Could you explain Marxism to a 6th grader?
Sep 17, 2018 1:02 PM
How would you explain Marxism to 6th graders?
A ways back I had an opportunity to give an impromptu lecture on the Russian Revolution to a department of history students.
It was a sixth grade class.
Part of my task was to introduce to them Vladimir “Nicolai” Lenin. Lenin’s revolutionary beliefs came from his study of Karl Marx.
It was necessary, therefore, as part of the lecture to give them a definition and explanation of Marxism. It had to be succinct and without jargon, laid out in plain English. On the other hand, I did not want to water it down, dumb it down, or turn it into a caricature.
Here’s how I summarized the principles of Marxism/Leninism to an audience of 6th graders:
There is no God; there is only history, and history is irresistible.
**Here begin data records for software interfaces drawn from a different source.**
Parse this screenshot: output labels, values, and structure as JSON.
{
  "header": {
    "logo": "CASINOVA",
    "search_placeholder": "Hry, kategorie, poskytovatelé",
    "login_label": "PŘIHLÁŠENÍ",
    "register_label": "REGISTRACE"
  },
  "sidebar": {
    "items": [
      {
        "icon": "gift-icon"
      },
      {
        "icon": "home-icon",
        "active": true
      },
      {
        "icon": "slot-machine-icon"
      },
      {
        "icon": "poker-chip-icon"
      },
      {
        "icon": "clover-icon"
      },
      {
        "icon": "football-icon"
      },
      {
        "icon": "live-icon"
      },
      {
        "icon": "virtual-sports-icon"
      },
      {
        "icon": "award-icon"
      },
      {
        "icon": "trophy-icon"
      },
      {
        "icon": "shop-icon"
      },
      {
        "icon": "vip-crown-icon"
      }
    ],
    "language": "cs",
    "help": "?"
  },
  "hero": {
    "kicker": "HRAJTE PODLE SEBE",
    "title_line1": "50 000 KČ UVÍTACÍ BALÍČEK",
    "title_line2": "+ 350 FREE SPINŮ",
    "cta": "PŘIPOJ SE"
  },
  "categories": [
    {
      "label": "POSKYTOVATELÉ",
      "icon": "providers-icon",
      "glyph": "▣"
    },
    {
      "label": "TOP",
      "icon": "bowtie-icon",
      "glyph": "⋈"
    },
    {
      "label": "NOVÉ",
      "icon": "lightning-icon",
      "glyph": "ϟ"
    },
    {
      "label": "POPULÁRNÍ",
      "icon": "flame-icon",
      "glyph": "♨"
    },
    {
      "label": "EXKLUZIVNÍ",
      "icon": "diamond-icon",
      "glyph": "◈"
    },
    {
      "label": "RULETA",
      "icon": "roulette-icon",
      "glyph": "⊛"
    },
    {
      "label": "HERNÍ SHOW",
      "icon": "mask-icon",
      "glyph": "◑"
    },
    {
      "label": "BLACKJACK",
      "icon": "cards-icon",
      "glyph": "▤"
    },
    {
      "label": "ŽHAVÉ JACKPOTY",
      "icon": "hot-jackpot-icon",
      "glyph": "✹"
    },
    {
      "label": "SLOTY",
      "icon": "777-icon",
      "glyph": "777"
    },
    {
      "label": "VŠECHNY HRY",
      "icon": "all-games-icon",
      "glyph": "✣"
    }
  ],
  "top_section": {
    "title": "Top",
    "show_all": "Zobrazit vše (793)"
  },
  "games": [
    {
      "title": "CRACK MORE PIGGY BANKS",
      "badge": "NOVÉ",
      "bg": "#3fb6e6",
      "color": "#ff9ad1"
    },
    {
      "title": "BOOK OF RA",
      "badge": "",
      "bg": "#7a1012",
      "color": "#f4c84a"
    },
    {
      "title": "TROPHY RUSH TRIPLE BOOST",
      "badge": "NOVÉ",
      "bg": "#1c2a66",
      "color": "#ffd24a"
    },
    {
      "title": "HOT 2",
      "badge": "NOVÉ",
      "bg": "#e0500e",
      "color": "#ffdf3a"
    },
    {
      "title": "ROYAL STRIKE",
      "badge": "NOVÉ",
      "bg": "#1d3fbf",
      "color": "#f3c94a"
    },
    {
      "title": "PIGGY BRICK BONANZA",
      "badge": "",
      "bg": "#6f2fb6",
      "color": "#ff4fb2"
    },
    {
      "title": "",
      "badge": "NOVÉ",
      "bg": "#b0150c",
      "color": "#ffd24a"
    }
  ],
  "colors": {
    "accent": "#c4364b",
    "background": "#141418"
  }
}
History is all about the struggle between economic classes, between those who have property and those who don’t.
The root of all evil in the world is private property.
History is moving toward a condition of equilibrium called Communism in which everyone is equal and there is no more private property.
Communism is when no one owns anything, and everyone owns everything. Then—according to Marx—there will be no more evil, no more war, everyone will be happy, and we’ll all have peace.
It will take a violent revolution to pull it off—and then the government must takeover everything and force everyone to share. That’s called Socialism.
How did I do?